Inside Stories: Ancient Civilizations
Jan. 21: 6:30 and 7 p.m., meet in Libbey Court
Life in Miniature Exhibition
Jan. 14: 6:30 and 7 p.m., meet in Libbey Court
Jan. 22: 2 and 3 p.m., meet in Libbey Court
Jan. 28: 6:30 and 7 p.m., meet in Libbey Court
Aminah Robinson: Voices that Taught Me How to Sing Exhibition
Jan. 23: 3 p.m., Glass Pavilion
Jan. 29: 2 and 3 p.m., Glass Pavilion
Discover your creative side and sign up for an Art Hour at the Glass Pavilion. Purchase tickets ($15 members/$25 nonmembers; no refunds) in person or by phone during Museum hours starting the Tuesday before each session. Adults and children 14 and older accompanied by an adult are welcome. Call 419-254-5771, ext. 7448.
Create a Glass Heart
Jan. 16: 4 and 5 p.m., Glass Pavilion
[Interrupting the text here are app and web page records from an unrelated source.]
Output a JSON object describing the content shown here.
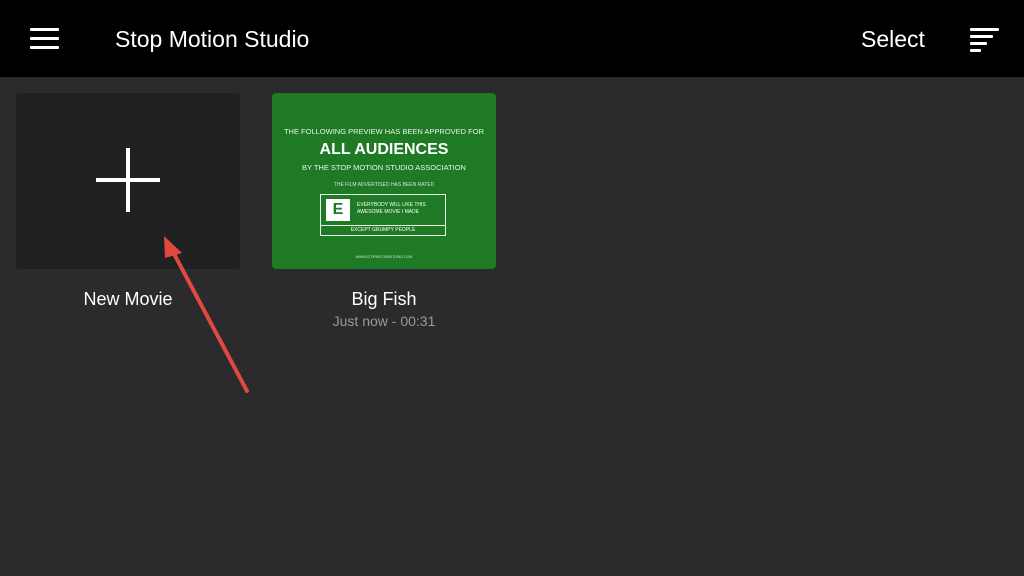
{
  "header": {
    "title": "Stop Motion Studio",
    "menu_icon": "menu-icon",
    "select_label": "Select",
    "sort_icon": "sort-icon"
  },
  "tiles": [
    {
      "kind": "new",
      "label": "New Movie",
      "icon": "plus-icon"
    },
    {
      "kind": "movie",
      "label": "Big Fish",
      "meta": "Just now - 00:31",
      "thumbnail": {
        "line1": "THE FOLLOWING PREVIEW HAS BEEN APPROVED FOR",
        "headline": "ALL AUDIENCES",
        "line2": "BY THE STOP MOTION STUDIO ASSOCIATION",
        "rated_line": "THE FILM ADVERTISED HAS BEEN RATED",
        "rating": "E",
        "rating_desc": "EVERYBODY WILL LIKE THIS AWESOME MOVIE I MADE",
        "except_line": "EXCEPT GRUMPY PEOPLE",
        "footer": "WWW.STOPMOTIONSTUDIO.COM"
      }
    }
  ],
  "colors": {
    "topbar": "#000000",
    "background": "#2b2b2d",
    "new_tile": "#212121",
    "thumbnail_green": "#1f7a26",
    "subtext": "#9a9a9a",
    "annotation_arrow": "#e0493f"
  }
}
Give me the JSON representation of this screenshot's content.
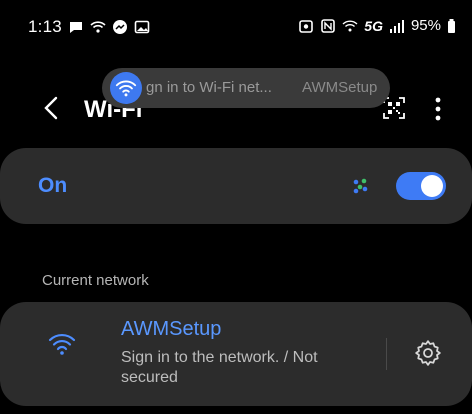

Jan. 21: 6, 7 and 8 p.m., Glass Pavilion
Jan. 22: 4 and 5 p.m., Glass Pavilion
Jan. 28: 7 and 8 p.m., Glass Pavilion
Jan. 29: 4 and 5 p.m., Glass Pavilion
Jan. 30: 4 and 5 p.m., Glass Pavilion
Flameworked Glass Swizzlesticks
Jan. 21: 6, 7 and 8 p.m., Glass Pavilion
FREE Glassblowing Demonstrations at the Glass Pavilion
Jan. 2: 1, 2 and 3 p.m., Glass Pavilion Hot Shop
Jan. 4, 5 and 6: 2 p.m., Glass Pavilion Hot Shop
Jan. 7: 2, 7, 8 and 9 p.m., Glass Pavilion Hot Shop
Jan. 8, 9, 11, 12, 13: 2 p.m., Glass Pavilion Hot Shop
Jan. 14 and 15: 2 p.m., Glass Pavilion Hot Shop
Jan. 16: 1, 2 and 3 p.m., Glass Pavilion Hot Shop
Jan. 18, 19 and 20: 2 p.m., Glass Pavilion Hot Shop
Jan. 21: 2, 7, 8 and 9 p.m., Glass Pavilion Hot Shop
Jan. 22 and 23: 1, 2 and 3 p.m., Glass Pavilion Hot Shop
Jan. 25, 26, 27 and 28: 2 p.m., Glass Pavilion Hot Shop
Jan. 29 and Jan. 30: 1, 2 and 3 p.m., Glass Pavilion Hot Shop
Please Note: The Museum is closed on New Year’s Day.
The Toledo Museum of Art is a nonprofit arts institution funded through individual donations, foundation grants, corporate sponsorships, and investments. The Ohio Arts Council helps fund programs at the Toledo Museum of Art through a sustainable grant program that encourages economic growth, educational excellence, and cultural enrichment for all Ohioans.
Admission to the Museum is free. The Museum is open Tuesday, Wednesday, Thursday, 10 a.m. to 4 p.m.; Friday, 10 a.m. to 10 p.m.; Saturday, 10 a.m. to 6 p.m.; Sunday, Noon to 6 p.m.; closed Mondays and major holidays. Friday evening hours are made possible by Fifth Third Bank.
The Museum is located at 2445 Monroe Street at Scottwood Avenue, just west of the downtown business district and one block off I-75 with exit designations posted. For general information, visitors can call 419-255-8000 or 800-644-6862, or visit www.toledomuseum.org.